TO DO | Within the entries below, find every line that has the string "username", then copy it.

Source records
________________
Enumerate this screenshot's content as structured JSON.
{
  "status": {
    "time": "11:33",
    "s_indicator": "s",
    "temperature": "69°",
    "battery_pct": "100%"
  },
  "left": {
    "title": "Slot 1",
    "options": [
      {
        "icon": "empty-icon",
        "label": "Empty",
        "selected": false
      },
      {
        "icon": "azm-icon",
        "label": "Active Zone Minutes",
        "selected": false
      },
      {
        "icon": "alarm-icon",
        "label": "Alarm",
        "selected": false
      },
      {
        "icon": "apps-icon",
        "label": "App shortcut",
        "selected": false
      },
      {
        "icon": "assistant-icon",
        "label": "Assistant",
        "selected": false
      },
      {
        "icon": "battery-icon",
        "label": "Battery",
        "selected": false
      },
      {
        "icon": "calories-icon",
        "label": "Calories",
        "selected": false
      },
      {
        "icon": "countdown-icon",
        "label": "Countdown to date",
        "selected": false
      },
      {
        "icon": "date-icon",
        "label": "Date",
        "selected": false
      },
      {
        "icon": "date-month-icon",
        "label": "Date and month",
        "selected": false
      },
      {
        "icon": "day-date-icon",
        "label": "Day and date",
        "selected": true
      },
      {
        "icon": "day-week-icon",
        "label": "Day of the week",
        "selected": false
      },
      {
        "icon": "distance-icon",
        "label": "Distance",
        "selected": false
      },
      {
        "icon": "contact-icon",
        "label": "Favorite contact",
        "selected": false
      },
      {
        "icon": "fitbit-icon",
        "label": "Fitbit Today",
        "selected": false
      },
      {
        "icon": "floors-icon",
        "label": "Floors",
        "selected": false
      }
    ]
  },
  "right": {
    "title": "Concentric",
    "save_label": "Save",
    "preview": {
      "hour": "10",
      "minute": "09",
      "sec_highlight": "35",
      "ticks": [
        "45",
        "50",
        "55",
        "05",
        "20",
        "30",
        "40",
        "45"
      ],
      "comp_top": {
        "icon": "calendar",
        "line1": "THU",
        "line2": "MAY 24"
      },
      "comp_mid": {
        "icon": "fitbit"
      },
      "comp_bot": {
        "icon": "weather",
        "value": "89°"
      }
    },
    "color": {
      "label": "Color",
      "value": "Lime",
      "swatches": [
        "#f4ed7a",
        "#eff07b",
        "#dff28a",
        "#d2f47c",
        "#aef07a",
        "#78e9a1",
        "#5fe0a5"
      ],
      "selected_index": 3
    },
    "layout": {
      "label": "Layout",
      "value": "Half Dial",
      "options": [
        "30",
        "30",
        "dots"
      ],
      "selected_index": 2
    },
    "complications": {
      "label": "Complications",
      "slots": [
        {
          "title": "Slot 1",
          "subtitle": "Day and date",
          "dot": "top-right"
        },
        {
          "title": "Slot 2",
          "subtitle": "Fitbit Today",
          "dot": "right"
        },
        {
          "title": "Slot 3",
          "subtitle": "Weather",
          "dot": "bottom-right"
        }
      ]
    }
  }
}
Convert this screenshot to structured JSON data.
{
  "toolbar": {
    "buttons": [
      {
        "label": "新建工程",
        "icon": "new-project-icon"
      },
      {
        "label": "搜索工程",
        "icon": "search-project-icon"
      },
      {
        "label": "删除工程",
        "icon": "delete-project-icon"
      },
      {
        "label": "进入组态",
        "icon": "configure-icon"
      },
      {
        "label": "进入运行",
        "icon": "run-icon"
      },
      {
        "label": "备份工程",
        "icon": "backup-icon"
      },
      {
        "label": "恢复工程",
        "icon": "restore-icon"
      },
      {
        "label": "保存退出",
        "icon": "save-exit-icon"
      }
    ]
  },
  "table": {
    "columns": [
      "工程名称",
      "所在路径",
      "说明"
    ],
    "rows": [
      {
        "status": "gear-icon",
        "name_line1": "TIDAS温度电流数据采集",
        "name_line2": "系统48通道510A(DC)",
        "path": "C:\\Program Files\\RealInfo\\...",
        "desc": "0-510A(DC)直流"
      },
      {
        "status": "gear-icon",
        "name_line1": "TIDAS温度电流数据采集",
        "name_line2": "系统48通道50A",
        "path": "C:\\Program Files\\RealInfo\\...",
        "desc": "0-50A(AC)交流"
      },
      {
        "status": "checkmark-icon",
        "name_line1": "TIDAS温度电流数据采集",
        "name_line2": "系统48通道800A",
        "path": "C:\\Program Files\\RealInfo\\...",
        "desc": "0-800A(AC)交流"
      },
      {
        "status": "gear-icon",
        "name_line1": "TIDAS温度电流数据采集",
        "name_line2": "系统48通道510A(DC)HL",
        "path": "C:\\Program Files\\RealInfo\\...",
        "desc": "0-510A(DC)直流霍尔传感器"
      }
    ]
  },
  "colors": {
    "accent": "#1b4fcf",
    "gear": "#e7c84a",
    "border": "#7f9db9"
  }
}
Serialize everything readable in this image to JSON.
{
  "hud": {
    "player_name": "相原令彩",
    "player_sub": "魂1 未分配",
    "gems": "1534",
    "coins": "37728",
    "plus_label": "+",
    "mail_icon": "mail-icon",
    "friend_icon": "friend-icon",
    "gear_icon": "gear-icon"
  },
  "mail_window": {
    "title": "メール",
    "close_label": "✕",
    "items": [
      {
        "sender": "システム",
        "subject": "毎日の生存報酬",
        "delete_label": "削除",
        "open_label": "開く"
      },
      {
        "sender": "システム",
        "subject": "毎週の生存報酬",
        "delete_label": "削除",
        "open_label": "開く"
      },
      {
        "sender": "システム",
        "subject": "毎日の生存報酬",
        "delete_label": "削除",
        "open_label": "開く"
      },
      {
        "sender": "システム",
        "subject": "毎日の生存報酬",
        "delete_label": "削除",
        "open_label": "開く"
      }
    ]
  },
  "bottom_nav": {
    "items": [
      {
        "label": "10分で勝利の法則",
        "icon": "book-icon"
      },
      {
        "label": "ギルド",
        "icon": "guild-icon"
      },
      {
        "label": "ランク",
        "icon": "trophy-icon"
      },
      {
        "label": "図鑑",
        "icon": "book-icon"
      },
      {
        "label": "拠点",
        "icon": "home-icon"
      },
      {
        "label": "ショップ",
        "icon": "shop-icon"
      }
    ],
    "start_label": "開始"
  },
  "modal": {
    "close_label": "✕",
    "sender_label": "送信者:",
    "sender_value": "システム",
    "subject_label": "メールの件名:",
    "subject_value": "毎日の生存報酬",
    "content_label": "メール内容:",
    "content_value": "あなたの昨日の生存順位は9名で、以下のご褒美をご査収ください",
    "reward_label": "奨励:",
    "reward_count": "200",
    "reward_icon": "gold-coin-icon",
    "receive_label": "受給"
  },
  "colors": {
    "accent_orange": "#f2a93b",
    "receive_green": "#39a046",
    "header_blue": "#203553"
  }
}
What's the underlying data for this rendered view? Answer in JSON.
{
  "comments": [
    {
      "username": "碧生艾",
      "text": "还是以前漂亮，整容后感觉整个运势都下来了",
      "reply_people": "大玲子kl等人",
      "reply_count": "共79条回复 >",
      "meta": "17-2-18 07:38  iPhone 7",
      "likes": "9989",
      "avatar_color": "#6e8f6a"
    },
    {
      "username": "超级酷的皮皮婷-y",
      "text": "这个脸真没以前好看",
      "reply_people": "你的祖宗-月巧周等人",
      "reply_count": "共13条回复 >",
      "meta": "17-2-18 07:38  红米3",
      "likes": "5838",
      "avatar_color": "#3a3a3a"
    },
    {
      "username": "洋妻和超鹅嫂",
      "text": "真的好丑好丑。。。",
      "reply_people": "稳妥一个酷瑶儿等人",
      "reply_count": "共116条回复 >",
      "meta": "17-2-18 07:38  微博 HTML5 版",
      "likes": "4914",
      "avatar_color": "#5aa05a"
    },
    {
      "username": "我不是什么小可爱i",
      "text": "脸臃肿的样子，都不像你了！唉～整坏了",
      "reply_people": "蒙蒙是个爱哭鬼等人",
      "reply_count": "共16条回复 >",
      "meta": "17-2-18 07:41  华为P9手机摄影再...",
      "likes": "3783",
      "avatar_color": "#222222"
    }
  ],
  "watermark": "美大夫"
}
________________
RESULT |
      "username": "碧生艾",
      "username": "超级酷的皮皮婷-y",
      "username": "洋妻和超鹅嫂",
      "username": "我不是什么小可爱i",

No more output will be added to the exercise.